*** Opening SUPPLIED RECORDS ***

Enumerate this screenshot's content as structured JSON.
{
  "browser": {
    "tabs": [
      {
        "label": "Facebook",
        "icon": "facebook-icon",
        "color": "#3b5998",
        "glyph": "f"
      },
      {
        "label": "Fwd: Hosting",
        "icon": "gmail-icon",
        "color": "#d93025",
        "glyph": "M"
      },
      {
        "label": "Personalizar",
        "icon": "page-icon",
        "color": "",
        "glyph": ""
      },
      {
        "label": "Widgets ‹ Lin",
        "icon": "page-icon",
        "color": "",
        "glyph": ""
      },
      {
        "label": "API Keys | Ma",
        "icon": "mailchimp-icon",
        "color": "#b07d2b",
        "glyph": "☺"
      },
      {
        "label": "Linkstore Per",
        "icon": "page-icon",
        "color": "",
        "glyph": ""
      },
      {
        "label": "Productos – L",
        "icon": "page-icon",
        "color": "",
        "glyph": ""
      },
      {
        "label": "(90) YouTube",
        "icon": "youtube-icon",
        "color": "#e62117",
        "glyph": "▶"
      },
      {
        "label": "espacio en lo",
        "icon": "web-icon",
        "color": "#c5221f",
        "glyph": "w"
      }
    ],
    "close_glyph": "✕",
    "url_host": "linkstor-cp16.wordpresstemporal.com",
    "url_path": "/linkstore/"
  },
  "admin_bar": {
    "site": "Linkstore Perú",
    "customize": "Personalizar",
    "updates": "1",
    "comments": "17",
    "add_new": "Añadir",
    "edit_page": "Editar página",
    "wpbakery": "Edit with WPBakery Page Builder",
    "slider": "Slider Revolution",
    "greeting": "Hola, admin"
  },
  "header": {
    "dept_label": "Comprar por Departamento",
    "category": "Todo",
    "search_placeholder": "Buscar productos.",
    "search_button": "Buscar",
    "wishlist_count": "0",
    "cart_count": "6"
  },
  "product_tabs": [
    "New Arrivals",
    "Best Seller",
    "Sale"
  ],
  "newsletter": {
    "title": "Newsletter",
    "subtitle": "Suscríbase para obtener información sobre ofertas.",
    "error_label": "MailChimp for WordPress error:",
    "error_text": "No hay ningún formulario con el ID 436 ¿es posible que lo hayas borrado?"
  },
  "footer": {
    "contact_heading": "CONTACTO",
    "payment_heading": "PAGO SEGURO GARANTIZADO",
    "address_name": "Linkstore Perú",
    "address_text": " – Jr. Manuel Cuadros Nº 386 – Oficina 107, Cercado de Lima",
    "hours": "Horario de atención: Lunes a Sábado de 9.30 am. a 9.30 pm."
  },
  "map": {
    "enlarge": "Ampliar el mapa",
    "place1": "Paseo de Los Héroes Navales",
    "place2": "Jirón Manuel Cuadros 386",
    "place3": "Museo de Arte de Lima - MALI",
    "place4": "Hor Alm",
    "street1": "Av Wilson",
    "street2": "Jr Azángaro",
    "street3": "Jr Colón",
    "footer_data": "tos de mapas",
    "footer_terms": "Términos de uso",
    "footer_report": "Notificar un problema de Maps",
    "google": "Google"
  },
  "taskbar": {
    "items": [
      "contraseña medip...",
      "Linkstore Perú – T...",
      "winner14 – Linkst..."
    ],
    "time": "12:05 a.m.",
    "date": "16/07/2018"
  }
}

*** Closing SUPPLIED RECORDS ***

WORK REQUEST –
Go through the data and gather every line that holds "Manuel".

OUTPUT OF THE TASK –
    "address_text": " – Jr. Manuel Cuadros Nº 386 – Oficina 107, Cercado de Lima",
    "place2": "Jirón Manuel Cuadros 386",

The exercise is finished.